On the Stereo:
Born to Die: Lana Del Ray

Sunday, 19 April 2015

Ruckers Hill Cafe and Ukelele Festival

It was the old record player re-purposed as a cafe table that first caught my attention as I walked past Ruckers Hill Cafe.  We had just had a nightmare finding parking in Northcote.  If there was a parking spot we missed it and then it was gone when we returned, or someone took it from under our nose.  Finally we rushed down Northcote High Street to meet E who was volunteering at the Ukelele Festival.  I suggested we backtrack to Ruckers Hill Cafe and was very glad I did.

It is not a huge cafe.  There wasn't much room inside so we saw on a bench outside.  We ordered Zucchini and Carrot Fritters for E (above) and Olive Cream Cheese Slice for me (below) and Cheese Toastie for Sylvia (not pictured).  In keeping with the ambiance of the cafe, everything was presented beautifully with lots of colourful and healthy vegetables.

I am not usually a fan of these eggy slices but was delighted with this one that had interesting add-ins, lots of flavour and a generous pile of salad on the side.  While the salad had a lot of lettuce, it had a great dressing that made me happy to eat my way through it.  My slice had big blobs of mild cream cheese in it which were well balanced by the olives. 

It was a great place to sit.  We saw lots of fellow ukelele players as we watched the passers-by.  Some stopped to chat.  Others gave us a big smile and an entertaining remark as they rushed by.  The waitress was friendly as we talked to her about the Studio Ghibli films.  I even liked that we could go in and look at the old piano as we waited.  If we had had more time we might have stayed for dessert and one of the interesting juices.

We had a ukelele performance to go to and then found ourselves at Yuni's Kitchen for a drink.  Actually E and Sylvia had a drink and I had a wander around the shops.  Before I went I checked out the menu and we agreed we should return to eat there some day.

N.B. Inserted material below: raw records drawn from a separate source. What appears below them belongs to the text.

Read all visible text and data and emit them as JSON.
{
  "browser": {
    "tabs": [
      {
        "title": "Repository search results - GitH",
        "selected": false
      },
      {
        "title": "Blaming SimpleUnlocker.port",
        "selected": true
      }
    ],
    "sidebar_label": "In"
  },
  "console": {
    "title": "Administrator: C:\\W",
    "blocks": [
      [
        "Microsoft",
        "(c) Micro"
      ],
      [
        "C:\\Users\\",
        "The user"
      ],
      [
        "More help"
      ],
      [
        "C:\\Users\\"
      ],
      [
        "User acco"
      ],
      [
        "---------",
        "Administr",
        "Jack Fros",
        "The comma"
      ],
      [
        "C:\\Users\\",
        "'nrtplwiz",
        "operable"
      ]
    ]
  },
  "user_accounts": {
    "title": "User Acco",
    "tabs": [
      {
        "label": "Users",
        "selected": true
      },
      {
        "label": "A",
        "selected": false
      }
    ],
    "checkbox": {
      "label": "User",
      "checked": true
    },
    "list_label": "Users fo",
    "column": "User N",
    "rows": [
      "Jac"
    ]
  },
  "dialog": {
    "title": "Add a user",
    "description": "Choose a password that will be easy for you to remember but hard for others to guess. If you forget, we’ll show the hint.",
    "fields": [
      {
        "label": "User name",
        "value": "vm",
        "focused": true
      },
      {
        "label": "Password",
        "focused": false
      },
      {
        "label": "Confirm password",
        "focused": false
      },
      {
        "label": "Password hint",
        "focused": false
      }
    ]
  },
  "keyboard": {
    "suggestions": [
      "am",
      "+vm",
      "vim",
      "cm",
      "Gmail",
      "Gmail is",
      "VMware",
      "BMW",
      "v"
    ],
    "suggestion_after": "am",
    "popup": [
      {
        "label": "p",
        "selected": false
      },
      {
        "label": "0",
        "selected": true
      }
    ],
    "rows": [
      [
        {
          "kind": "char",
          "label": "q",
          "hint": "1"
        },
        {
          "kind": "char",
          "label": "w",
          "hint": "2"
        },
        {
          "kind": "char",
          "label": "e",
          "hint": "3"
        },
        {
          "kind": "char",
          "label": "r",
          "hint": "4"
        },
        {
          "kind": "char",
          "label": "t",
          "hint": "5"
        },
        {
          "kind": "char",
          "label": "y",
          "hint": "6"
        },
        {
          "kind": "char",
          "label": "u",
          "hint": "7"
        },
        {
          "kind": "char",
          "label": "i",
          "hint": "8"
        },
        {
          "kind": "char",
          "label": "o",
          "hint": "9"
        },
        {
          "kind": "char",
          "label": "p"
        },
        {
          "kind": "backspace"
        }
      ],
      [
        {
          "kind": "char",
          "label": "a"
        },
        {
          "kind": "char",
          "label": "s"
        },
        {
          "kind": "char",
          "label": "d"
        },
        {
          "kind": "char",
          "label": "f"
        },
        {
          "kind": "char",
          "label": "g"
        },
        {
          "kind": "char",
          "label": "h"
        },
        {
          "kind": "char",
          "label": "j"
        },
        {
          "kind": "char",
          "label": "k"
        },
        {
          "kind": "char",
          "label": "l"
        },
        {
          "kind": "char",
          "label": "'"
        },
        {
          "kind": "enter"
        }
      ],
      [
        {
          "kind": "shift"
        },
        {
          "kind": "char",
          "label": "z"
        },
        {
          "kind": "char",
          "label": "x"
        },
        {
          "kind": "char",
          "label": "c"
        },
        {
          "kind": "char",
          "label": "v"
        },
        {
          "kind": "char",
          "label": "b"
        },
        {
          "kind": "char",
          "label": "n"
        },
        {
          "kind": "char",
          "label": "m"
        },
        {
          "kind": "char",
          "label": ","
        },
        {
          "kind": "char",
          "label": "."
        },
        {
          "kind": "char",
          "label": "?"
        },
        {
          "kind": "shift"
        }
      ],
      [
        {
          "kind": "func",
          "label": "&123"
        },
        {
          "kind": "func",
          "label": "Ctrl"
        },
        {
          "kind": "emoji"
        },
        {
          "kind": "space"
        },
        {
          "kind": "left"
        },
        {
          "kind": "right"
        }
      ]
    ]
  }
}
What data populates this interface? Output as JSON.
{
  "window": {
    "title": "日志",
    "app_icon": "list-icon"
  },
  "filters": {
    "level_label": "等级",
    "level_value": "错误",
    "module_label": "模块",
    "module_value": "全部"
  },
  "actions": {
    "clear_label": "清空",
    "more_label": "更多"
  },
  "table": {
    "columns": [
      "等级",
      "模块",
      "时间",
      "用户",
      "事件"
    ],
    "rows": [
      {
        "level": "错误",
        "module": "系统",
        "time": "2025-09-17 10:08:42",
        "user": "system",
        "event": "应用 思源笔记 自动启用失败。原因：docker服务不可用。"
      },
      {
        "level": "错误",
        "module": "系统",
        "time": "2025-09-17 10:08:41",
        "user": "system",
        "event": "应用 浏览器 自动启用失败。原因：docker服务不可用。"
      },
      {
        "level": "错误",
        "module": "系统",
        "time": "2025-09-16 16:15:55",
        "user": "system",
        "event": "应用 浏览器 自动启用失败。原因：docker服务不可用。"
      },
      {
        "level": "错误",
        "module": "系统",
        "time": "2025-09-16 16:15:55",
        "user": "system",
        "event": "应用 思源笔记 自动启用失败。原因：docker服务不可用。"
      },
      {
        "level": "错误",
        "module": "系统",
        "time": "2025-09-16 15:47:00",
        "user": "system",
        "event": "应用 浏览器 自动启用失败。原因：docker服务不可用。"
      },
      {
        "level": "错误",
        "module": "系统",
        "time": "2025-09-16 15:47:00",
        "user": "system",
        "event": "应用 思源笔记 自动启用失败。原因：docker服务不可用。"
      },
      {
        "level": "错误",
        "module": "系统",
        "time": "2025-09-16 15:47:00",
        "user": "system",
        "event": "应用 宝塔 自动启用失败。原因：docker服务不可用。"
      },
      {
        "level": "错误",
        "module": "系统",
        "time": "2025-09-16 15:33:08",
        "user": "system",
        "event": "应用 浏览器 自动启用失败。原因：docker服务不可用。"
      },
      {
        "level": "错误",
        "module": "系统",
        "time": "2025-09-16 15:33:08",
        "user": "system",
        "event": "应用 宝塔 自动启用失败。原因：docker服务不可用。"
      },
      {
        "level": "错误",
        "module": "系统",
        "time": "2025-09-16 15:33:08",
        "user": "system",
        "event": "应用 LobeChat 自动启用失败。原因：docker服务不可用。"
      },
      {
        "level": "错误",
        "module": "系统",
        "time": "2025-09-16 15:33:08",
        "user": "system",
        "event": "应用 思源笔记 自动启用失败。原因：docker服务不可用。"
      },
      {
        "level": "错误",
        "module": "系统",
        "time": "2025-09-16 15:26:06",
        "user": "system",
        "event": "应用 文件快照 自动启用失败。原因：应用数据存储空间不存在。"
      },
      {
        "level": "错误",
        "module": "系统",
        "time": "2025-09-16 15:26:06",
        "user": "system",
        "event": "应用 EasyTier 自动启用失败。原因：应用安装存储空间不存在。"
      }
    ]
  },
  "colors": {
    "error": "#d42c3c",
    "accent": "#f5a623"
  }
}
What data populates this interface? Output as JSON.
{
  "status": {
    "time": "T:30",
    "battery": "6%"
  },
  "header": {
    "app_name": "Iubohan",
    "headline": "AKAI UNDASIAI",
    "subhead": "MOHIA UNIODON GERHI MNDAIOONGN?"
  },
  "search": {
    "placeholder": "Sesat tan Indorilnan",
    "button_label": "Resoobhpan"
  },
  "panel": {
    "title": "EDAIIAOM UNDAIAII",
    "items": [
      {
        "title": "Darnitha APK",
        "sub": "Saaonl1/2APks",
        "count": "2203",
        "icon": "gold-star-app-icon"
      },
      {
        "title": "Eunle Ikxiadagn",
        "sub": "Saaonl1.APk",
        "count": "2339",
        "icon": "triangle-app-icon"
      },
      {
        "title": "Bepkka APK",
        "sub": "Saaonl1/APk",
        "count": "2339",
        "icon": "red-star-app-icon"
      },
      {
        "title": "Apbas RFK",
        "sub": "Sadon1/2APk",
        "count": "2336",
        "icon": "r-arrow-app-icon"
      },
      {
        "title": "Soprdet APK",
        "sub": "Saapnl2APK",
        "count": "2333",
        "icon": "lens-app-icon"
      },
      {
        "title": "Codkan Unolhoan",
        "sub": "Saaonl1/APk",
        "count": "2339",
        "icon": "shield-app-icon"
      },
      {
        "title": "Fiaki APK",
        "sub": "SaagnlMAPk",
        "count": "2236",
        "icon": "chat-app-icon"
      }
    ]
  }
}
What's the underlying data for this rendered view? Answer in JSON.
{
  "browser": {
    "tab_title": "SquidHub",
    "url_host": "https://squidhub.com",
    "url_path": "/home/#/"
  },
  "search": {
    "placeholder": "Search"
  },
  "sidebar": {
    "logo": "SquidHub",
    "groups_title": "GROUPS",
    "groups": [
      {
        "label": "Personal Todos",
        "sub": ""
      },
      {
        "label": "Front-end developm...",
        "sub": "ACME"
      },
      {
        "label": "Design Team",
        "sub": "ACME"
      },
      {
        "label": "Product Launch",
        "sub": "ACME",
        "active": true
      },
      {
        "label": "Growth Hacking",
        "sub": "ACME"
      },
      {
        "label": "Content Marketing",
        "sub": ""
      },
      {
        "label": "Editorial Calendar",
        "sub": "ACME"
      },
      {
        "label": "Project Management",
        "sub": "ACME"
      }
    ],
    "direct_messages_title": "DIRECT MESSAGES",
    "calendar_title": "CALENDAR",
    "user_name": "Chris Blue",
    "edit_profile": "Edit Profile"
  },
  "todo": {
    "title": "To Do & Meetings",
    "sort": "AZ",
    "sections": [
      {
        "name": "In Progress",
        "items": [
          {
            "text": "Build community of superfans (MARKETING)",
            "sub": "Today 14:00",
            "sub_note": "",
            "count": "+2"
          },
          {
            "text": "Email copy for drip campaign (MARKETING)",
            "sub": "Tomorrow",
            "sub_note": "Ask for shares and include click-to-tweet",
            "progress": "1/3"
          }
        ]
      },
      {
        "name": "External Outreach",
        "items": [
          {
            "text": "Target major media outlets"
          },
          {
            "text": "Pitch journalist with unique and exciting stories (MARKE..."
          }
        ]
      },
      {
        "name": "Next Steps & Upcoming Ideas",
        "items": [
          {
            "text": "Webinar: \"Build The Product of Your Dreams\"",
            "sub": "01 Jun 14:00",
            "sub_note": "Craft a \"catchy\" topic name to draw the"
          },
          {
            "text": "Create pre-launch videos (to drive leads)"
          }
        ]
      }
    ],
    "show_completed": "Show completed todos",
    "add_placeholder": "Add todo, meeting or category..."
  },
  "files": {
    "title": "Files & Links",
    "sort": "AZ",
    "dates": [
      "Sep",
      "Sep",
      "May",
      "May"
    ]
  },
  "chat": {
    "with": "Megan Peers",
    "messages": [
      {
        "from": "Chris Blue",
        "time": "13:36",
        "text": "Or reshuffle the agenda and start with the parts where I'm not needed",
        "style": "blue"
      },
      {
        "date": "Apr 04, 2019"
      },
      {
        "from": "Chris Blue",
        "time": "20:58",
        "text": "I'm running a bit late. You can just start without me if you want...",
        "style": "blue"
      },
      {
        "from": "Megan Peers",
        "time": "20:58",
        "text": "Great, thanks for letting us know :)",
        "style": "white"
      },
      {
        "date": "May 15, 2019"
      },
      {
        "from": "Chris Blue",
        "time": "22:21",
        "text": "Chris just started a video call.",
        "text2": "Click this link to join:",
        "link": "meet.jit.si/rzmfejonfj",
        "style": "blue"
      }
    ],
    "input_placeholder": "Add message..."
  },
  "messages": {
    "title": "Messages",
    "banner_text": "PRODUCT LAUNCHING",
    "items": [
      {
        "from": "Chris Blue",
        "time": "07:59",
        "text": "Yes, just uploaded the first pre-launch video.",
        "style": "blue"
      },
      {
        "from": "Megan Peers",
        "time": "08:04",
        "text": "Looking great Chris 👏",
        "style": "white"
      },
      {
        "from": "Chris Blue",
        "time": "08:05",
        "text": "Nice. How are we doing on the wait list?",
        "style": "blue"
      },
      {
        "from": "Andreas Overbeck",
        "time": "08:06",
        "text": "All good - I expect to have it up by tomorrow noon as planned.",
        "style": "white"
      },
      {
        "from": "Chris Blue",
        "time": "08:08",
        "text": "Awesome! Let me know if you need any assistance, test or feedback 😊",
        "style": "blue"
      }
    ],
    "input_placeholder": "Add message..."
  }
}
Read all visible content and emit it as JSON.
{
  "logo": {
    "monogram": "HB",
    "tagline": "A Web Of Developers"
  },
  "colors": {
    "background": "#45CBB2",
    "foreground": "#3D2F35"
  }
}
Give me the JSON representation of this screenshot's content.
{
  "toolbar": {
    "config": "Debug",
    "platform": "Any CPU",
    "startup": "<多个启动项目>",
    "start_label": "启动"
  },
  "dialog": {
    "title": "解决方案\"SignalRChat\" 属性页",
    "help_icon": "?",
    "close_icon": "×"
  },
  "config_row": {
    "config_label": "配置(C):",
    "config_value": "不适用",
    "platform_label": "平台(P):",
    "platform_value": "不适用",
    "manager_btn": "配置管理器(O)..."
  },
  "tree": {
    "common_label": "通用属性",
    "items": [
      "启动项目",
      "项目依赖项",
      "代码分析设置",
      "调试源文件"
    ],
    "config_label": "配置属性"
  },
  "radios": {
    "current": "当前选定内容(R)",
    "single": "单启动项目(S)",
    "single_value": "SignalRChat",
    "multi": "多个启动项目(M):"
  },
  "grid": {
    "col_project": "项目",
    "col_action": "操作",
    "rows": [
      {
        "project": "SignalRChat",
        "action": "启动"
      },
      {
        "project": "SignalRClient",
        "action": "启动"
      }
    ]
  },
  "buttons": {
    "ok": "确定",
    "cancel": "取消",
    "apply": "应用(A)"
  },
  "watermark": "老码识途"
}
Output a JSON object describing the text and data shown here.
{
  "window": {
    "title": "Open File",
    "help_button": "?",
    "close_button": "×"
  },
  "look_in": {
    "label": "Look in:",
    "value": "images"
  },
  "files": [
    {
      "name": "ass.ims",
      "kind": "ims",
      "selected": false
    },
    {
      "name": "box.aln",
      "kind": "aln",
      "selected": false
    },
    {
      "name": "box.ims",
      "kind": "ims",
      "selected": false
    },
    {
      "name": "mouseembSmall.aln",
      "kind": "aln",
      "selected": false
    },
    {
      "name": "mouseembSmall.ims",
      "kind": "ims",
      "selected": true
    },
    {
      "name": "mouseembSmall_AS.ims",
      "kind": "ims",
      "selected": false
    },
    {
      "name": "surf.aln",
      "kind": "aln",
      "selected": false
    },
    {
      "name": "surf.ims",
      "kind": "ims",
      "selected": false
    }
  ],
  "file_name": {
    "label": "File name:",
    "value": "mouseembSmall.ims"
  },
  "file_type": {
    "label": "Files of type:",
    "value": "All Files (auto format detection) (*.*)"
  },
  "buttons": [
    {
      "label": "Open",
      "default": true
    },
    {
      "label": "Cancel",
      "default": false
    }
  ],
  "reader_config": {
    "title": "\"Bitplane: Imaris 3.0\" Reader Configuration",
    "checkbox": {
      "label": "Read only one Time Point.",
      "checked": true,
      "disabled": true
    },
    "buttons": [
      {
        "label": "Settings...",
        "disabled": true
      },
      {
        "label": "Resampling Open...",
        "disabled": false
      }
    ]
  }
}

Yuni's Kitchen has a lovely courtyard with a painting of a dove one one side and the Chalice Church on the other.  I was fascinated by the quinces and pomegranates growing at the side of the church.  Are they for passers-by or does the church or the cafe use them?

Whatever their purpose it added a really nice touch to a leafy courtyard with shade cloth and lots of space for kids to run around.  We could also hear the faint sounds of ukelele performances in the church.

We then went to see E play at the Shellac Gallery.  It was great to see him playing solo and to hear him performs songs I have heard him practicing in the bedroom.  And I had a catch up with my friend Heather.

While at the Shellac Gallery we were also able to check out the ukelele artwork.  I really liked the above black and yellow ukelele which was decorated with pasta.  Then we had promised Sylvia some time browsing the beautiful toys in the Big Dreams shop.

By then I was ready to go home.  E stayed on for more gigs but I was so tired that I took Sylvia to buy some chips from the Fish and Chip shop (Abdul's Halal Takeaway) on Elizabeth Street, Preston to take home for dinner. 

Luckily the staff were kind and honest.  I absent-mindedly left both my purse and Sylvia's dolly behind as we left but someone came out to let us know.  Then we collapsed at home with excellent hot chips and corn jacks.

Ruckers Hill Cafe
212 High Street
Northcote
Open Tue-Fri: 7:30am-3:30pm, Sat: 8:30am-3:30pm, Sun: :900am-3:30pm

Ruckers Hill Cafe on Urbanspoon